The Author adds an account of another instrument which he has invented, and fent along with the Proportional Compasses to the Royal Society ; but the vague manner in which he speaks of it, joined to the want of a drawing, renders it impossible for us to form a juft idea either of its construction or merits. He concludes his paper with tables of the dimensions of the several pinions generally used in clock and watch work, ac, cording to the principles which he has before laid down.
CHEMISTRY. Article 39. Chemical Experiments and Observations on Lead Ore.

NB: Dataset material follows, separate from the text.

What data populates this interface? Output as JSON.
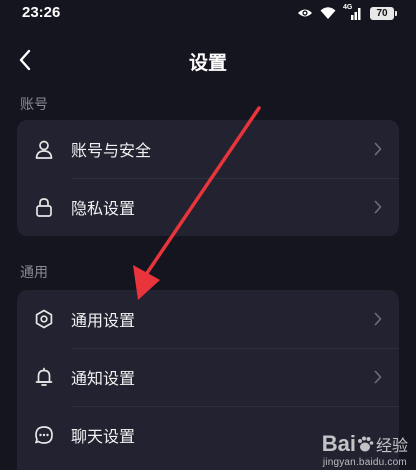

By Richard Watson, D.D.F.R.S. &c. In this paper, Dr. Watson first takes notice of the difference in the specific gravities of various lead ores, and even of different parts of the same lump of ore. Notwithstanding this circumstance, we are told that the purchasing of lead ore by the measure, is the general, though not the universal custom in Derbyshire. To find whether the sulphur with which lead is generally mineralised in the ore (particularly in the feelgrained and tellelated galenas) could be separated from it in close vefsels, or by distillation, as is the case with respect to some kinds of the pyrites; he distilled 16 ounces of some telle, Jated Derbyshire lead ore in an earthen retort. Though he gave the retort a white heat, no fulphur was fublimed: but the ore loft a 32d part of its weight. The matters separated from the ore were—a small quantity of a black substance, that role up into the neck of the receiver ; and which appeared to be pure lead ore, sublimed without being decompounded :-a small portion of a liquid, that had a pungent smell, resembling that of the volatile vitriolic acid, and which had an acid taste; though it did not effervesce with alcalis, nor produce any change in the colour of blue paper :-and lastly, a quantity of air or elaftic fuid ; which, at the beginning of the process, had the smell of inflammable air. In the following experiment, however, he not only separated the fulphur from the ore, but was enabled to afcertain its quantity.
Five ounces of the strongest fuming spirit of nitre, with an equal quantity of water; were poured on ten ounces of lead ore. A violent effervescence ensued; and when the solu, tion was completed, there remained floating upon the surface of the menftruum, a cake of fine yellow fulphur, perfectly re, fembling com.non fulphur. This fubftance, edulcorated and dried, generally amounted to one-third of the weight of the ore.
This matter however, is not pure fulphur, but is a mixture of that substance and a calx of lead: for on putting some of it on a red hot iron, a greyish calx remains, after the sulphur is